■ Exercise requirements:
In the entries below, find each line with the word "this" and return it.

────

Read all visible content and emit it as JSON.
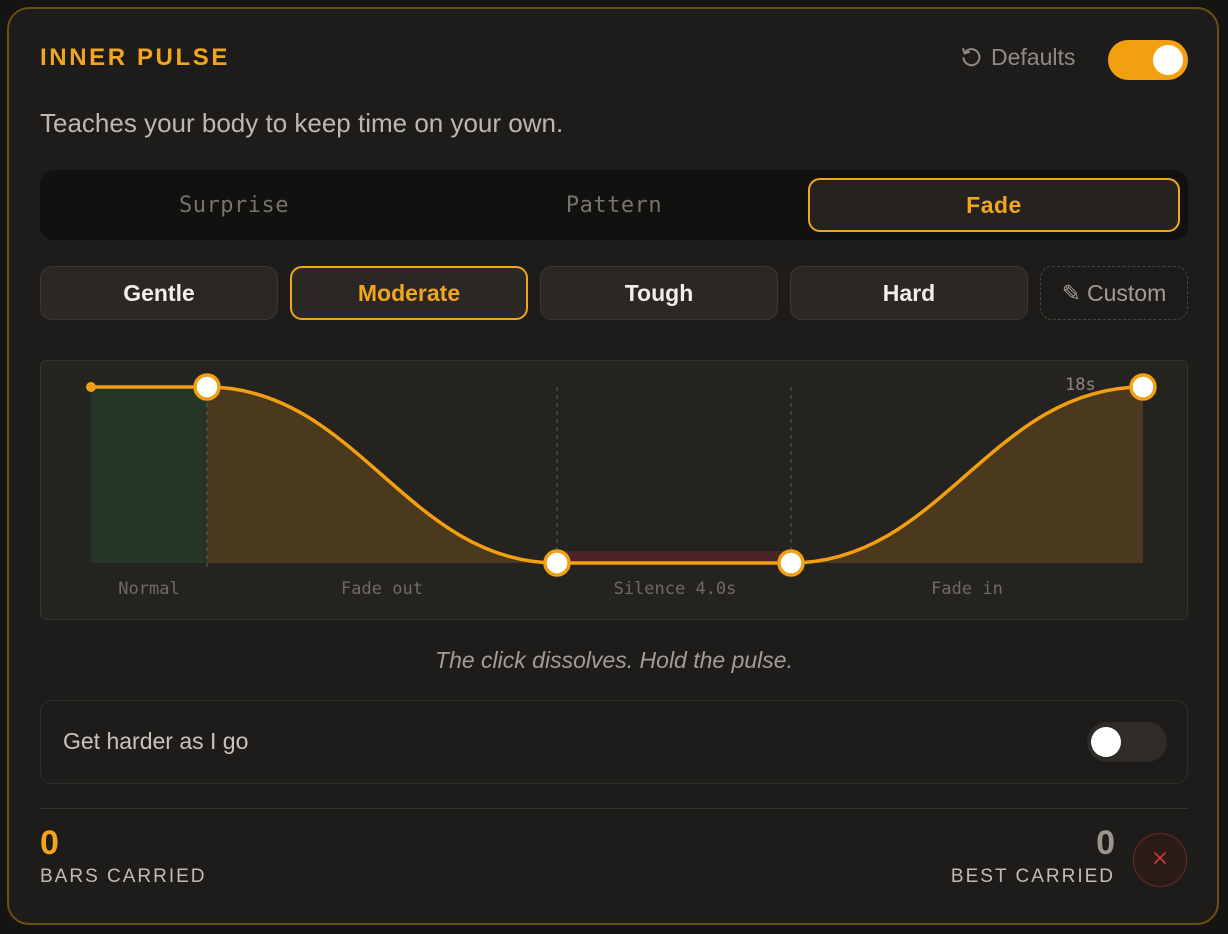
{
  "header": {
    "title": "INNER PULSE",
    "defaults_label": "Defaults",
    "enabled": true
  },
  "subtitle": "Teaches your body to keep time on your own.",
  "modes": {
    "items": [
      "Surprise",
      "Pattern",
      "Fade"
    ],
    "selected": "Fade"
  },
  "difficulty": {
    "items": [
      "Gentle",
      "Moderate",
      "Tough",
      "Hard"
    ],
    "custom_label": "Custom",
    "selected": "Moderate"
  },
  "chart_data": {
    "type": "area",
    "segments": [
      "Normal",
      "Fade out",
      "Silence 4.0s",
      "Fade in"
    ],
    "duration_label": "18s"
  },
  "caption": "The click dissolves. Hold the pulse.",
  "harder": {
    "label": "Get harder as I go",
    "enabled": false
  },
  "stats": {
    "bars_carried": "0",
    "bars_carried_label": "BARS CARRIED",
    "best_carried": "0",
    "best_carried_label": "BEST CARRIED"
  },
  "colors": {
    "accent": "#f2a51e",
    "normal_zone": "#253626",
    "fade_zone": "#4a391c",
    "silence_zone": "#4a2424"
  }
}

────

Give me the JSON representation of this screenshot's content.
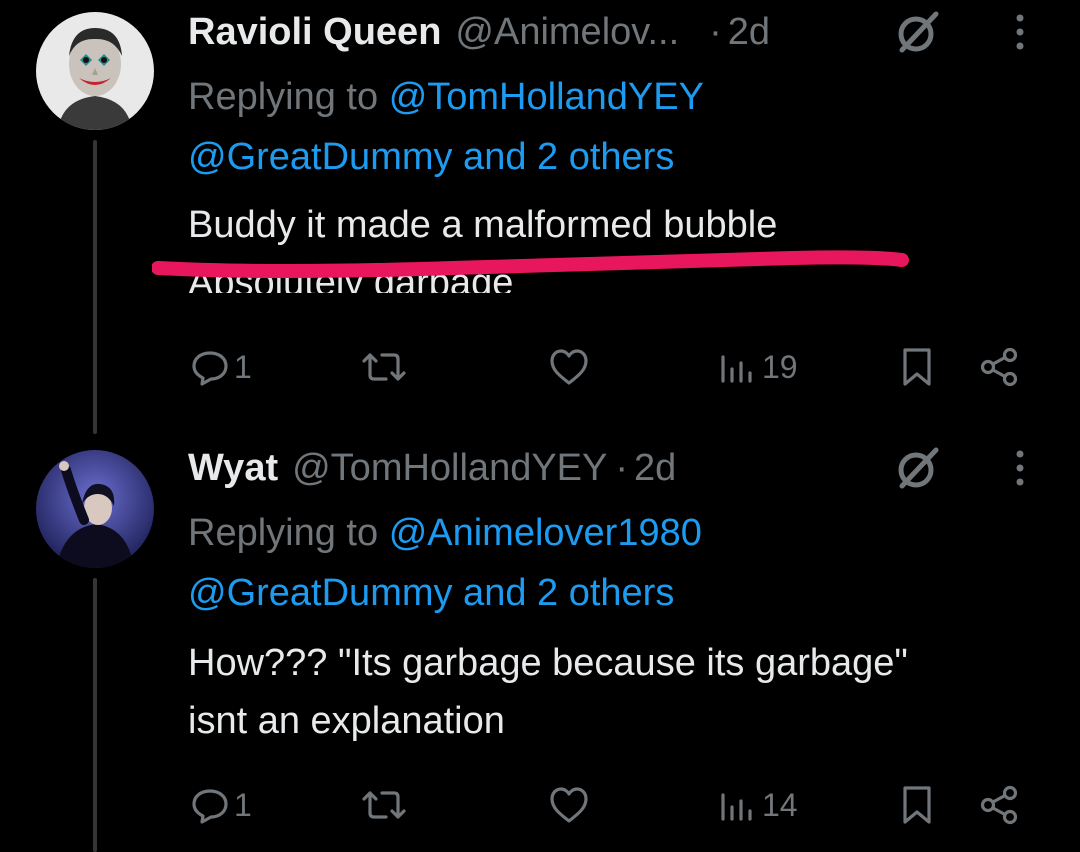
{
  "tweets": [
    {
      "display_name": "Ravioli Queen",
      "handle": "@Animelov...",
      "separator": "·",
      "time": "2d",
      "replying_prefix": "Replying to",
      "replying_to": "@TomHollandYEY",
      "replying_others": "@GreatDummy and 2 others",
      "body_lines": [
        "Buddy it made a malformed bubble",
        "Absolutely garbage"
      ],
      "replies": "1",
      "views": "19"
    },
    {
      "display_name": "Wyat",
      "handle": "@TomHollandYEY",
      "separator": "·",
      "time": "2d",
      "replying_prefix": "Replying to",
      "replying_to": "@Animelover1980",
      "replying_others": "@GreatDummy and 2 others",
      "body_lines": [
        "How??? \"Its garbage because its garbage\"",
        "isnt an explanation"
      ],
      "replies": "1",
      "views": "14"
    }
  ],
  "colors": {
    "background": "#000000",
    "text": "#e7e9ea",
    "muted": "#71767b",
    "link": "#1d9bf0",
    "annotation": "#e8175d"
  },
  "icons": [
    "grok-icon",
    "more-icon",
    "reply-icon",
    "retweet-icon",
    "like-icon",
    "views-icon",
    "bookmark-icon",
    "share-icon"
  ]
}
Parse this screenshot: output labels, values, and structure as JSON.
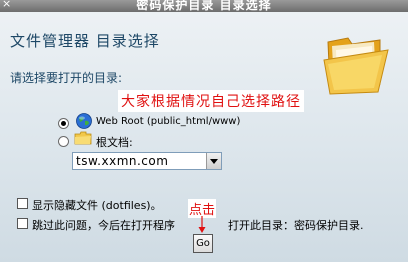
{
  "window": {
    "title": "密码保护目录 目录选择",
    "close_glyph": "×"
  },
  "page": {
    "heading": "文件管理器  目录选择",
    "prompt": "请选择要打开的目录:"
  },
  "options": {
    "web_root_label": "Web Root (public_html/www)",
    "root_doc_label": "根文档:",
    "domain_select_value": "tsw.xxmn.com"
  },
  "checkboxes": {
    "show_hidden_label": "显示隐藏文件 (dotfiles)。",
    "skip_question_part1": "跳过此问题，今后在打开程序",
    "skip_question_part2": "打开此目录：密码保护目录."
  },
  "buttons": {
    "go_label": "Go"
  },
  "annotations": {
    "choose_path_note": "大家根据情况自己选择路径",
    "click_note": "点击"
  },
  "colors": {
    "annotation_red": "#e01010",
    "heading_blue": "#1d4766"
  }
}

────

■ Your response:
Give me the JSON representation of this screenshot's content.
Parse this screenshot: output labels, values, and structure as JSON.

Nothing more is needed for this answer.